Pedagogically, the course starts with lenses, and moves quickly (in Lab 2) to actual imaging on real CMOS cameras. Labs 3 and 4 introduce resolution, aberrations and the importance of illumination, setting the stage for setting up a complete microscope (with Kohler illumination) in Lab 5. The following three labs, 6 – 8, are the theoretical heart of the course and make use of a second camera imaging the objective back focal plane to introduce the Abbe theory of image formation in substantial detail, including deeper investigations of resolution and contrast, including the MTF, darkfield and phase contrast. The final two Labs, 9 and 10, involve fluorescence imaging and include a quantitative introduction to filter selection using Excel – a critical skill for those working with fluorescence, and simple enough that there is no reason not to include it at even the undergraduate level.


Figure 2: Student masking the objective back focal plane during the Abbe theory / spatial filtering lab.

The Immersion will be three days long. The intent is to make it tractable for participants to introduce lab modules or the entire class at their home campuses; total equipment cost is about $10k for a single lab set-up. The materials will be available as a single kit through a collaboration with Thorlabs, Inc., making it easier to both set up and support the lab. Course and Lab Notes, (as well as Instructor Tips documents for faculty) for all ten lab modules – over 300 pages total – are provided as free PDFs to reduce student costs. We will address set-up and alignment of the optical system; imaging, image analysis, and go through several of the most exciting lab modules, including Abbe theory and spatial filtering, phase contrast, and fluorescence imaging. Reading from the Lab and Course Notes will be assigned beforehand; participants should bring their course materials (provided in advance), a notebook, and a laptop.
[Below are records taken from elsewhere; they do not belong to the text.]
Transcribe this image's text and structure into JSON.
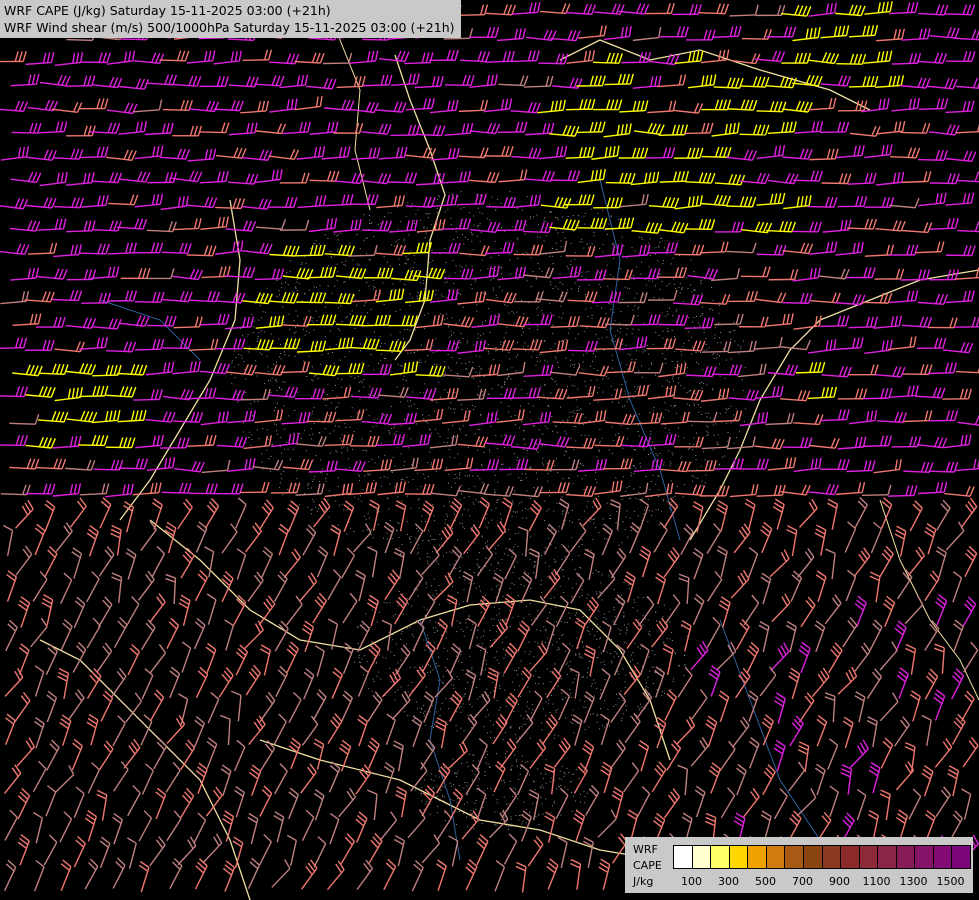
{
  "title": {
    "line1": "WRF CAPE (J/kg) Saturday 15-11-2025 03:00 (+21h)",
    "line2": "WRF Wind shear (m/s) 500/1000hPa Saturday 15-11-2025 03:00 (+21h)"
  },
  "legend": {
    "label_line1": "WRF",
    "label_line2": "CAPE",
    "label_line3": "J/kg",
    "colors": [
      "#ffffff",
      "#ffffd0",
      "#ffff66",
      "#ffd700",
      "#f0a000",
      "#d07b10",
      "#a85a14",
      "#8b4513",
      "#8a3a20",
      "#8c2a2a",
      "#8c2a3a",
      "#8a2448",
      "#881c58",
      "#861468",
      "#820c74",
      "#7a0478"
    ],
    "ticks": [
      "100",
      "300",
      "500",
      "700",
      "900",
      "1100",
      "1300",
      "1500"
    ]
  },
  "barb_colors": {
    "weak": "#c08080",
    "moderate": "#f07870",
    "strong": "#e020e0",
    "extreme": "#ffff00"
  },
  "border_color": "#f0e0a0",
  "river_color": "#3060a0",
  "stipple_color": "#909090"
}
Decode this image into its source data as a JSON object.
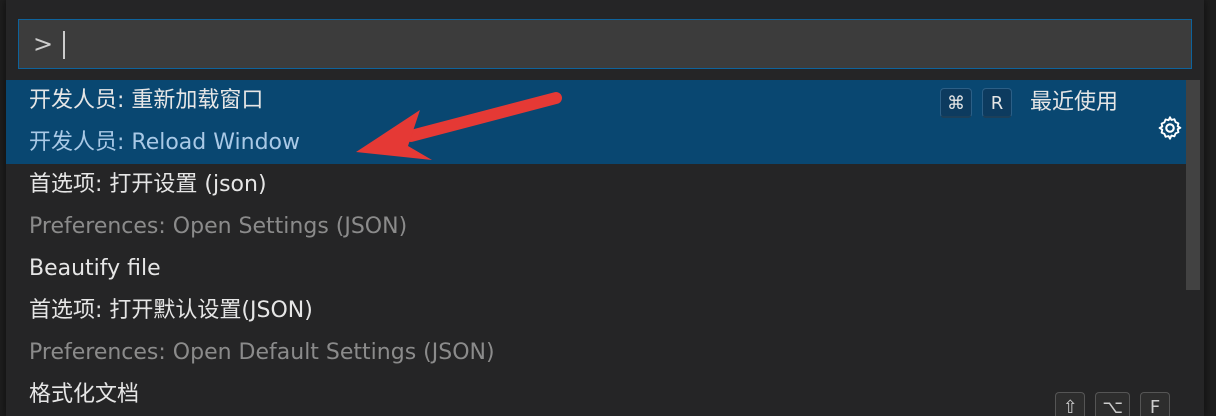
{
  "quick_open": {
    "input_value": ">",
    "items": [
      {
        "primary": "开发人员: 重新加载窗口",
        "secondary": "开发人员: Reload Window",
        "selected": true,
        "keybinding": [
          "⌘",
          "R"
        ],
        "tag": "最近使用",
        "gear_icon": "gear-icon"
      },
      {
        "primary": "首选项: 打开设置 (json)",
        "secondary": "Preferences: Open Settings (JSON)",
        "selected": false
      },
      {
        "primary": "Beautify file",
        "secondary": "",
        "selected": false
      },
      {
        "primary": "首选项: 打开默认设置(JSON)",
        "secondary": "Preferences: Open Default Settings (JSON)",
        "selected": false
      },
      {
        "primary": "格式化文档",
        "secondary": "",
        "selected": false,
        "keybinding": [
          "⇧",
          "⌥",
          "F"
        ]
      }
    ]
  },
  "colors": {
    "accent_border": "#0e639c",
    "selection_bg": "#094771",
    "arrow": "#e53935"
  }
}
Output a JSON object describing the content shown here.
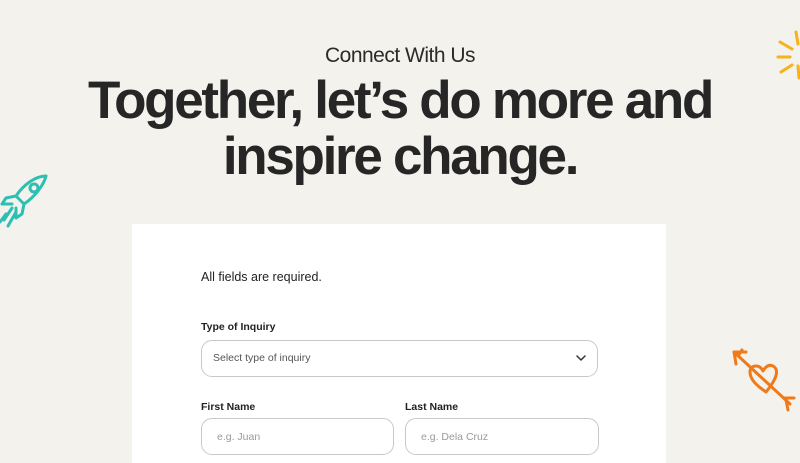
{
  "header": {
    "eyebrow": "Connect With Us",
    "headline_line1": "Together, let’s do more and",
    "headline_line2": "inspire change."
  },
  "form": {
    "required_note": "All fields are required.",
    "inquiry": {
      "label": "Type of Inquiry",
      "placeholder": "Select type of inquiry"
    },
    "first_name": {
      "label": "First Name",
      "placeholder": "e.g. Juan"
    },
    "last_name": {
      "label": "Last Name",
      "placeholder": "e.g. Dela Cruz"
    }
  },
  "icons": {
    "rocket": "rocket-icon",
    "sun": "sun-icon",
    "heart_arrow": "heart-arrow-icon",
    "chevron": "chevron-down-icon"
  },
  "colors": {
    "background": "#f3f2ed",
    "card": "#ffffff",
    "rocket": "#2dbfb2",
    "sun": "#f6b21b",
    "heart": "#f07a1a"
  }
}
Day 1:
-       Morning: Digital imaging; introduction to rail system
-       Afternoon: System alignment; Kohler illumination and conjugate planes

Day 2:
-       Morning: Darkfield imaging; introduction to Abbe theory of image formation
-       Afternoon: Adding a back focal plane camera; imaging and the back focal plane.

Day 3:
-       Morning: Fluorescence imaging
-       Afternoon: Contrast mechanisms (brightfield, darkfield, fluorescence; phase if time allows).

Syllabus for the full-semester class (pdf)